__Your task__
Go over the data and copy out each line with "name" in it.

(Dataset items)
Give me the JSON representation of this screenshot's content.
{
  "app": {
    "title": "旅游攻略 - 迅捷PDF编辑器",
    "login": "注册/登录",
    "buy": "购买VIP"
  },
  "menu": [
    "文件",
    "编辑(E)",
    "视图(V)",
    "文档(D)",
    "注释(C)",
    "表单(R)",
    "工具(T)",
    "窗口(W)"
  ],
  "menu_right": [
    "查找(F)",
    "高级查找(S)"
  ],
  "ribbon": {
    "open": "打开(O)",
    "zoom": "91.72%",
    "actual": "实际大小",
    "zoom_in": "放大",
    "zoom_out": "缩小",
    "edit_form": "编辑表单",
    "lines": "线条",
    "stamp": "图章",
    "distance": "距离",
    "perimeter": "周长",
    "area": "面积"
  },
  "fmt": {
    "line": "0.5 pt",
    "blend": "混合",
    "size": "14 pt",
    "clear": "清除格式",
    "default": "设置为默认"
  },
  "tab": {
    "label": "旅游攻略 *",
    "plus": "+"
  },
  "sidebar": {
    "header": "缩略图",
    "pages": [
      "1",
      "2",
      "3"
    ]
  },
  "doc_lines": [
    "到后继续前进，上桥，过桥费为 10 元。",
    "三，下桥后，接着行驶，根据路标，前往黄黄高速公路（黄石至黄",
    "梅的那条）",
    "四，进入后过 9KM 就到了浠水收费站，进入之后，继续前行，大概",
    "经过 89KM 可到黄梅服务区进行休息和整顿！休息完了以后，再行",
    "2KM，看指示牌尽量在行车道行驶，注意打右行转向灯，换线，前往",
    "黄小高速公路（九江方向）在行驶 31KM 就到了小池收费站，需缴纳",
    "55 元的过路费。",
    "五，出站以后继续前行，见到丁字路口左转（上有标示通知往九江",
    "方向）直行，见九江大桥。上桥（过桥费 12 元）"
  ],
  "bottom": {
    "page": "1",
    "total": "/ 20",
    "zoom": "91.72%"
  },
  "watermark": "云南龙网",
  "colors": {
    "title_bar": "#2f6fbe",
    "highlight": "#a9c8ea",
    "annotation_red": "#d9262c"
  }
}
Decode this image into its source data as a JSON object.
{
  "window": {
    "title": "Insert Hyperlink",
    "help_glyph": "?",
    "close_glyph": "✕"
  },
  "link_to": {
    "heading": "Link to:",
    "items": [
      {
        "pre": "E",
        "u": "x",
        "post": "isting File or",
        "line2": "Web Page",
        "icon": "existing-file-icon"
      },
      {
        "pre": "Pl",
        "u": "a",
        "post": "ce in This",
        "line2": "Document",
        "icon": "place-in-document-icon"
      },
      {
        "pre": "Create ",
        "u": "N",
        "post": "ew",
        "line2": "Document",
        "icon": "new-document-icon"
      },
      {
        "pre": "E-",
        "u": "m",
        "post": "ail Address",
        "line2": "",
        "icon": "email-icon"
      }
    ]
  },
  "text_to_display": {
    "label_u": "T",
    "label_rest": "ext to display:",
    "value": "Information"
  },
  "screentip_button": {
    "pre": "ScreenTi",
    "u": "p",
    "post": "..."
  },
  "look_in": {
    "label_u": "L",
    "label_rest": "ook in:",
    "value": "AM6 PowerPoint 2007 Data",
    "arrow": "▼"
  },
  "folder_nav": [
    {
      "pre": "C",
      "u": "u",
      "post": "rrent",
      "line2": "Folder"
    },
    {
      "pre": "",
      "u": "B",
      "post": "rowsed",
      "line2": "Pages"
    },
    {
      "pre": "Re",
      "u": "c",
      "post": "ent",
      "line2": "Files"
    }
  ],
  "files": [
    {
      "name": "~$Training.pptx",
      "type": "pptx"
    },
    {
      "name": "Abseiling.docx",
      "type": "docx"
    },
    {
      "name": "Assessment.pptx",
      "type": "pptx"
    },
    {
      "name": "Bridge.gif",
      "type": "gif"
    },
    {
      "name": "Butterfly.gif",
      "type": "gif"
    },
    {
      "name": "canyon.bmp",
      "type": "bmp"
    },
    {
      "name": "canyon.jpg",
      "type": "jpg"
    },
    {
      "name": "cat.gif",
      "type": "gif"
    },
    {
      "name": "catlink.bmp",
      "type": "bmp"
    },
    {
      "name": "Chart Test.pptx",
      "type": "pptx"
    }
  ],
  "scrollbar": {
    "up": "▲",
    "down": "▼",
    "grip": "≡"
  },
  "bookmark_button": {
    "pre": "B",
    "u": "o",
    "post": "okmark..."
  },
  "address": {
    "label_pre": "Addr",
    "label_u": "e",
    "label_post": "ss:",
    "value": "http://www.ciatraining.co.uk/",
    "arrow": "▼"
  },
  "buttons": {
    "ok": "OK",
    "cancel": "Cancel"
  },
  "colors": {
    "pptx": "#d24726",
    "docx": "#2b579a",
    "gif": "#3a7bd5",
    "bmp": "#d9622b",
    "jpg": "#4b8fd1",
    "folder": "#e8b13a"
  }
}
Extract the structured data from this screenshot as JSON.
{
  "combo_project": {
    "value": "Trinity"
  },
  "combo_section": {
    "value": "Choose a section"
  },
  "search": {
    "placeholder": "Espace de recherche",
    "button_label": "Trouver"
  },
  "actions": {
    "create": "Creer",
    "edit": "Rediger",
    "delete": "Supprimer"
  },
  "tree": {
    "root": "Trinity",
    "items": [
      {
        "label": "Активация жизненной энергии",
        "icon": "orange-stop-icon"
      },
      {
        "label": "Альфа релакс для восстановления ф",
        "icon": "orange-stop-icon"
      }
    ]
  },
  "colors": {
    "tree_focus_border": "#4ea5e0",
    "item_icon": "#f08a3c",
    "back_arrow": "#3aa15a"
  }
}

__Response to this exercise__
      "name": "~$Training.pptx",
      "name": "Abseiling.docx",
      "name": "Assessment.pptx",
      "name": "Bridge.gif",
      "name": "Butterfly.gif",
      "name": "canyon.bmp",
      "name": "canyon.jpg",
      "name": "cat.gif",
      "name": "catlink.bmp",
      "name": "Chart Test.pptx",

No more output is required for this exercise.